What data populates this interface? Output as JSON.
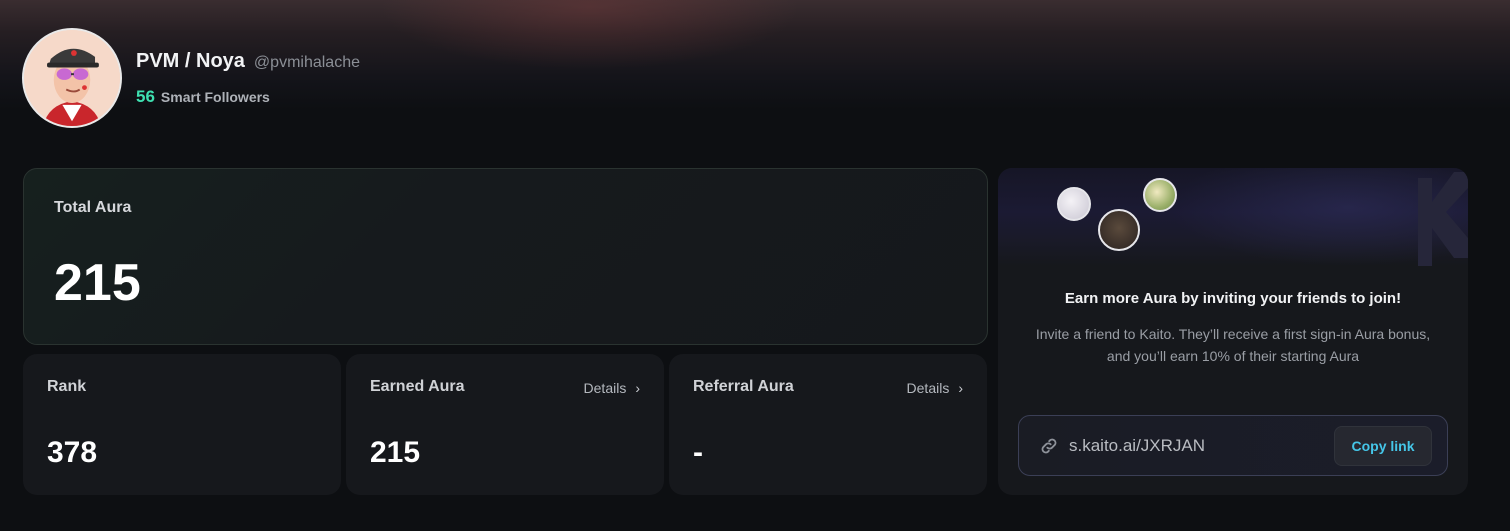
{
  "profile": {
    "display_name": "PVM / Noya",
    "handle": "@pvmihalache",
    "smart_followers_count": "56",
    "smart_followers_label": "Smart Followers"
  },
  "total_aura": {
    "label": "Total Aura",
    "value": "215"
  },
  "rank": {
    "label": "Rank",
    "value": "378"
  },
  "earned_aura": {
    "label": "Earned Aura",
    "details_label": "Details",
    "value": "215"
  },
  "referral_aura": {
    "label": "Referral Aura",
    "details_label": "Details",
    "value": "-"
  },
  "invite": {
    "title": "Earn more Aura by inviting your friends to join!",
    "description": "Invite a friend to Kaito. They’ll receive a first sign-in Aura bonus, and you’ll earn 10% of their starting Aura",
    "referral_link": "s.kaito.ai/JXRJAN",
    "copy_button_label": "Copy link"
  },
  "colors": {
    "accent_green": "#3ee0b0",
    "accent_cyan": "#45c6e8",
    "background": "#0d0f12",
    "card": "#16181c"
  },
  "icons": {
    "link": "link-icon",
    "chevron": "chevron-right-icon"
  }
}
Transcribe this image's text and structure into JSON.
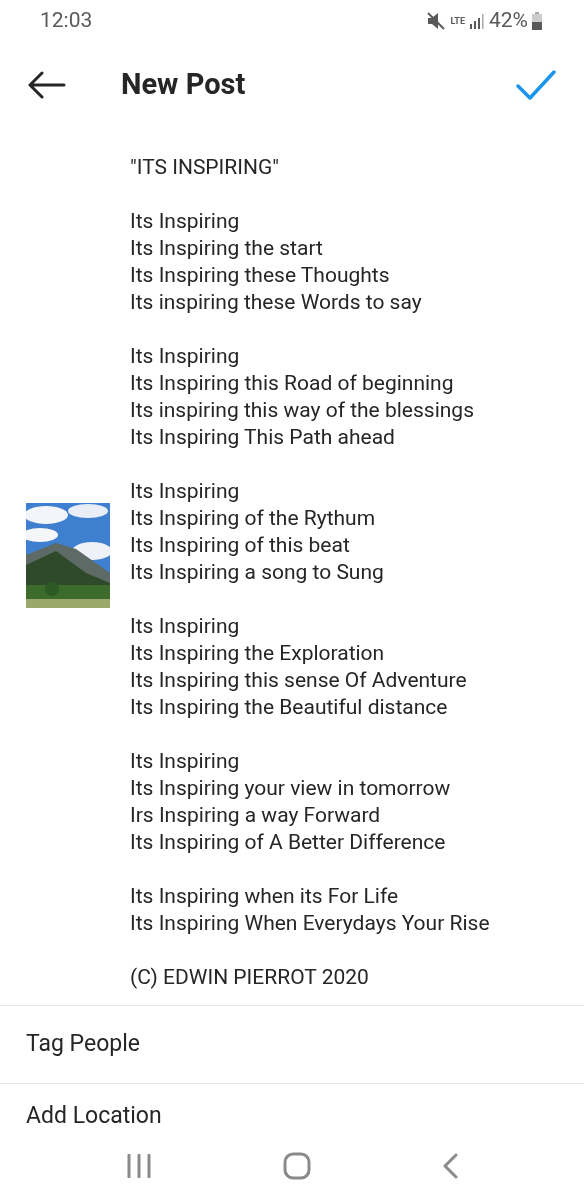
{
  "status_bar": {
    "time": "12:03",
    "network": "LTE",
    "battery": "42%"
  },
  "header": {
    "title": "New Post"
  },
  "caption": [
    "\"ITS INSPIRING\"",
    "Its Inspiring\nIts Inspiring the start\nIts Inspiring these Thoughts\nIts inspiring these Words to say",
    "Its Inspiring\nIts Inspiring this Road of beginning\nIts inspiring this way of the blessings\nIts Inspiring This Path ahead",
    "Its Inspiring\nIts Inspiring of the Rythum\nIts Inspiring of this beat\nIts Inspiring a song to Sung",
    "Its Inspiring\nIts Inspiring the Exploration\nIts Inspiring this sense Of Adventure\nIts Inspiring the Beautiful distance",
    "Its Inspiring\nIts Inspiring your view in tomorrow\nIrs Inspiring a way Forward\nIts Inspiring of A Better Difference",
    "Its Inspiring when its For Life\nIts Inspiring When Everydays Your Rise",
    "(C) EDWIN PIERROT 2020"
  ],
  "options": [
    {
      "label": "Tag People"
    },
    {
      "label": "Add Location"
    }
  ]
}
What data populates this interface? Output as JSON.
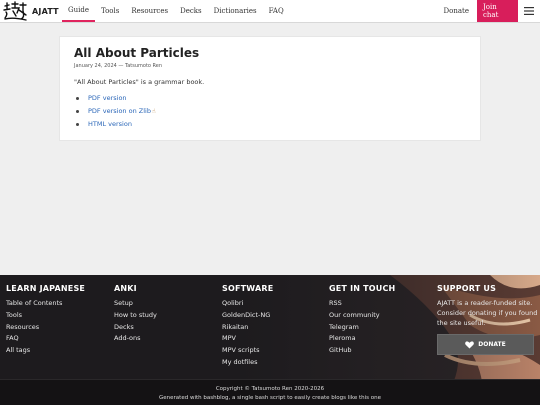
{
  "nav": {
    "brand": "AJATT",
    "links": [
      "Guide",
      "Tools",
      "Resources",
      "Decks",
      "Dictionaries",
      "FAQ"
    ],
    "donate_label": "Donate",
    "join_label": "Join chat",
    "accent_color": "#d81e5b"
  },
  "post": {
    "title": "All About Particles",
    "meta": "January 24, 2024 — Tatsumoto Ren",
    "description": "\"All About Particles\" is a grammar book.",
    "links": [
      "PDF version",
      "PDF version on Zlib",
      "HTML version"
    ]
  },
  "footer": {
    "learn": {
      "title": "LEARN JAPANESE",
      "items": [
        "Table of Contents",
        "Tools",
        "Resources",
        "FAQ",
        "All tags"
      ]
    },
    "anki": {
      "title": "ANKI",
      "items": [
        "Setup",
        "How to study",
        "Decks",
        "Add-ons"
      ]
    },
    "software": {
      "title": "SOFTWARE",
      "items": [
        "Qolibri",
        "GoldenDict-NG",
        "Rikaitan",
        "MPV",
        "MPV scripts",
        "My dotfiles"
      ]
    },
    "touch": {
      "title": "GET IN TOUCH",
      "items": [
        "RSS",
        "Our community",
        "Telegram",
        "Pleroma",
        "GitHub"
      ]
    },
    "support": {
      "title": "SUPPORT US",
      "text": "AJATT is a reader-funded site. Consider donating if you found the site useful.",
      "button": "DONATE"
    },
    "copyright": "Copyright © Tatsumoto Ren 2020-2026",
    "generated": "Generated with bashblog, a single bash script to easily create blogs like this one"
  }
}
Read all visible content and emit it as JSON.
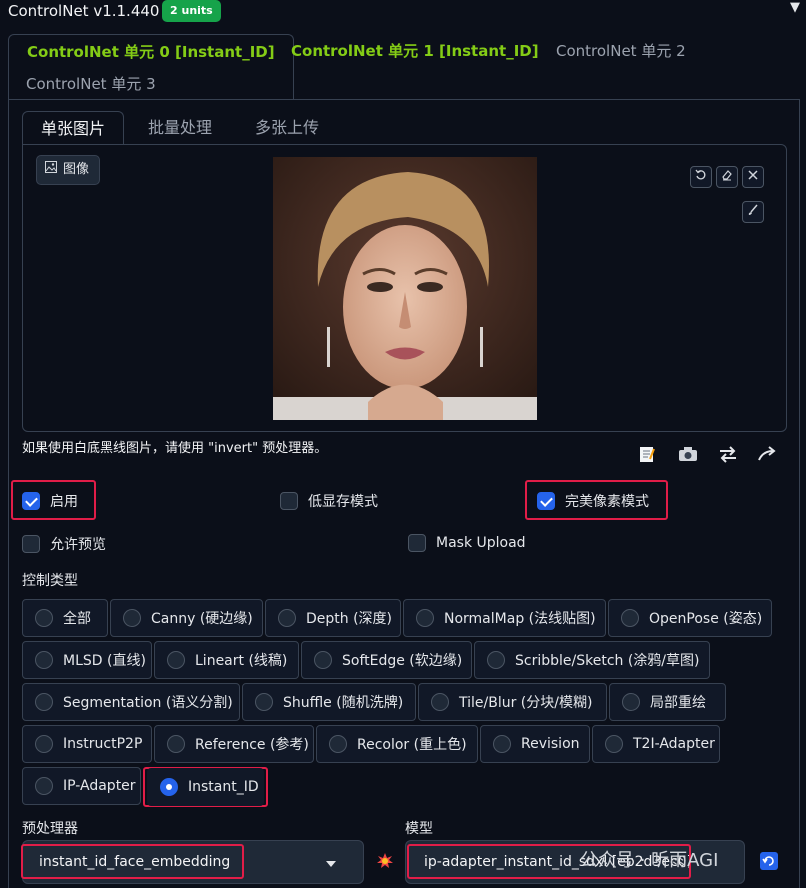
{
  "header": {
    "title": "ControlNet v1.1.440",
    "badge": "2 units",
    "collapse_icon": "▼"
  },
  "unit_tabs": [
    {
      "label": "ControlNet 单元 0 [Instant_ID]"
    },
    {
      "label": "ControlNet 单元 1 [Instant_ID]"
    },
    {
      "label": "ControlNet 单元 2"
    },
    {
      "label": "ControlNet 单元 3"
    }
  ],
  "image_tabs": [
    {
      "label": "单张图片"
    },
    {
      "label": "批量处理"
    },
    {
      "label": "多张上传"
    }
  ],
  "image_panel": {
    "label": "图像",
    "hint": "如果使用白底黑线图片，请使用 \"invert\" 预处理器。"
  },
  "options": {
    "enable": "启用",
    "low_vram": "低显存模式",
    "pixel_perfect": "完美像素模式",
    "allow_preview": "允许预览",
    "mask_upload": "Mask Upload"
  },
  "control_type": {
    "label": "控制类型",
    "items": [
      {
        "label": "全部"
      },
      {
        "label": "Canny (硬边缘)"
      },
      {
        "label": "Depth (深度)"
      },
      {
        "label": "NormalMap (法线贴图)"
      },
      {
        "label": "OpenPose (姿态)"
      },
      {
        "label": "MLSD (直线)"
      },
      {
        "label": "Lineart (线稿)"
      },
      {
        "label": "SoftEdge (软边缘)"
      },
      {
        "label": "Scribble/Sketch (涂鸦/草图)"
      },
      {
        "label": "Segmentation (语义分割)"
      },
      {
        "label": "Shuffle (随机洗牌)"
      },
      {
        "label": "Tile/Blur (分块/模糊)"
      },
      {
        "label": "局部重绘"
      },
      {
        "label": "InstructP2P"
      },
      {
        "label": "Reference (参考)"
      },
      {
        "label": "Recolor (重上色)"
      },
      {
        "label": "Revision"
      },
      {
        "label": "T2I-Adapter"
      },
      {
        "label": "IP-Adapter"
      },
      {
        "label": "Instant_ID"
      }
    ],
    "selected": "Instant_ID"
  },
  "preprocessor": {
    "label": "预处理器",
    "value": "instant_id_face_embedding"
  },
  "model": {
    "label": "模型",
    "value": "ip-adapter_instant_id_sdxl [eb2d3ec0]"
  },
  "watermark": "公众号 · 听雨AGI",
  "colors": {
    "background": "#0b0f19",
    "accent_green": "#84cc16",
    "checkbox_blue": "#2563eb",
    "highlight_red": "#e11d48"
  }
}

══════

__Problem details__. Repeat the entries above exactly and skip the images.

__Task solution__.
What data populates this interface? Output as JSON.
{
  "profile": {
    "display_name": "PVM / Noya",
    "handle": "@pvmihalache",
    "smart_followers_count": "56",
    "smart_followers_label": "Smart Followers"
  },
  "total_aura": {
    "label": "Total Aura",
    "value": "215"
  },
  "rank": {
    "label": "Rank",
    "value": "378"
  },
  "earned_aura": {
    "label": "Earned Aura",
    "details_label": "Details",
    "value": "215"
  },
  "referral_aura": {
    "label": "Referral Aura",
    "details_label": "Details",
    "value": "-"
  },
  "invite": {
    "title": "Earn more Aura by inviting your friends to join!",
    "description": "Invite a friend to Kaito. They’ll receive a first sign-in Aura bonus, and you’ll earn 10% of their starting Aura",
    "referral_link": "s.kaito.ai/JXRJAN",
    "copy_button_label": "Copy link"
  },
  "colors": {
    "accent_green": "#3ee0b0",
    "accent_cyan": "#45c6e8",
    "background": "#0d0f12",
    "card": "#16181c"
  },
  "icons": {
    "link": "link-icon",
    "chevron": "chevron-right-icon"
  }
}
Transcribe this image's text and structure into JSON.
{
  "status_bar": {
    "time": "12:03",
    "network": "LTE",
    "battery": "42%"
  },
  "header": {
    "title": "New Post"
  },
  "caption": [
    "\"ITS INSPIRING\"",
    "Its Inspiring\nIts Inspiring the start\nIts Inspiring these Thoughts\nIts inspiring these Words to say",
    "Its Inspiring\nIts Inspiring this Road of beginning\nIts inspiring this way of the blessings\nIts Inspiring This Path ahead",
    "Its Inspiring\nIts Inspiring of the Rythum\nIts Inspiring of this beat\nIts Inspiring a song to Sung",
    "Its Inspiring\nIts Inspiring the Exploration\nIts Inspiring this sense Of Adventure\nIts Inspiring the Beautiful distance",
    "Its Inspiring\nIts Inspiring your view in tomorrow\nIrs Inspiring a way Forward\nIts Inspiring of A Better Difference",
    "Its Inspiring when its For Life\nIts Inspiring When Everydays Your Rise",
    "(C) EDWIN PIERROT 2020"
  ],
  "options": [
    {
      "label": "Tag People"
    },
    {
      "label": "Add Location"
    }
  ]
}
What data populates this interface? Output as JSON.
{
  "nav": {
    "brand": "AJATT",
    "links": [
      "Guide",
      "Tools",
      "Resources",
      "Decks",
      "Dictionaries",
      "FAQ"
    ],
    "donate_label": "Donate",
    "join_label": "Join chat",
    "accent_color": "#d81e5b"
  },
  "post": {
    "title": "All About Particles",
    "meta": "January 24, 2024 — Tatsumoto Ren",
    "description": "\"All About Particles\" is a grammar book.",
    "links": [
      "PDF version",
      "PDF version on Zlib",
      "HTML version"
    ]
  },
  "footer": {
    "learn": {
      "title": "LEARN JAPANESE",
      "items": [
        "Table of Contents",
        "Tools",
        "Resources",
        "FAQ",
        "All tags"
      ]
    },
    "anki": {
      "title": "ANKI",
      "items": [
        "Setup",
        "How to study",
        "Decks",
        "Add-ons"
      ]
    },
    "software": {
      "title": "SOFTWARE",
      "items": [
        "Qolibri",
        "GoldenDict-NG",
        "Rikaitan",
        "MPV",
        "MPV scripts",
        "My dotfiles"
      ]
    },
    "touch": {
      "title": "GET IN TOUCH",
      "items": [
        "RSS",
        "Our community",
        "Telegram",
        "Pleroma",
        "GitHub"
      ]
    },
    "support": {
      "title": "SUPPORT US",
      "text": "AJATT is a reader-funded site. Consider donating if you found the site useful.",
      "button": "DONATE"
    },
    "copyright": "Copyright © Tatsumoto Ren 2020-2026",
    "generated": "Generated with bashblog, a single bash script to easily create blogs like this one"
  }
}
Read all visible content and emit it as JSON.
{
  "header": {
    "title": "ControlNet v1.1.440",
    "badge": "2 units",
    "collapse_icon": "▼"
  },
  "unit_tabs": [
    {
      "label": "ControlNet 单元 0 [Instant_ID]"
    },
    {
      "label": "ControlNet 单元 1 [Instant_ID]"
    },
    {
      "label": "ControlNet 单元 2"
    },
    {
      "label": "ControlNet 单元 3"
    }
  ],
  "image_tabs": [
    {
      "label": "单张图片"
    },
    {
      "label": "批量处理"
    },
    {
      "label": "多张上传"
    }
  ],
  "image_panel": {
    "label": "图像",
    "hint": "如果使用白底黑线图片，请使用 \"invert\" 预处理器。"
  },
  "options": {
    "enable": "启用",
    "low_vram": "低显存模式",
    "pixel_perfect": "完美像素模式",
    "allow_preview": "允许预览",
    "mask_upload": "Mask Upload"
  },
  "control_type": {
    "label": "控制类型",
    "items": [
      {
        "label": "全部"
      },
      {
        "label": "Canny (硬边缘)"
      },
      {
        "label": "Depth (深度)"
      },
      {
        "label": "NormalMap (法线贴图)"
      },
      {
        "label": "OpenPose (姿态)"
      },
      {
        "label": "MLSD (直线)"
      },
      {
        "label": "Lineart (线稿)"
      },
      {
        "label": "SoftEdge (软边缘)"
      },
      {
        "label": "Scribble/Sketch (涂鸦/草图)"
      },
      {
        "label": "Segmentation (语义分割)"
      },
      {
        "label": "Shuffle (随机洗牌)"
      },
      {
        "label": "Tile/Blur (分块/模糊)"
      },
      {
        "label": "局部重绘"
      },
      {
        "label": "InstructP2P"
      },
      {
        "label": "Reference (参考)"
      },
      {
        "label": "Recolor (重上色)"
      },
      {
        "label": "Revision"
      },
      {
        "label": "T2I-Adapter"
      },
      {
        "label": "IP-Adapter"
      },
      {
        "label": "Instant_ID"
      }
    ],
    "selected": "Instant_ID"
  },
  "preprocessor": {
    "label": "预处理器",
    "value": "instant_id_face_embedding"
  },
  "model": {
    "label": "模型",
    "value": "ip-adapter_instant_id_sdxl [eb2d3ec0]"
  },
  "watermark": "公众号 · 听雨AGI",
  "colors": {
    "background": "#0b0f19",
    "accent_green": "#84cc16",
    "checkbox_blue": "#2563eb",
    "highlight_red": "#e11d48"
  }
}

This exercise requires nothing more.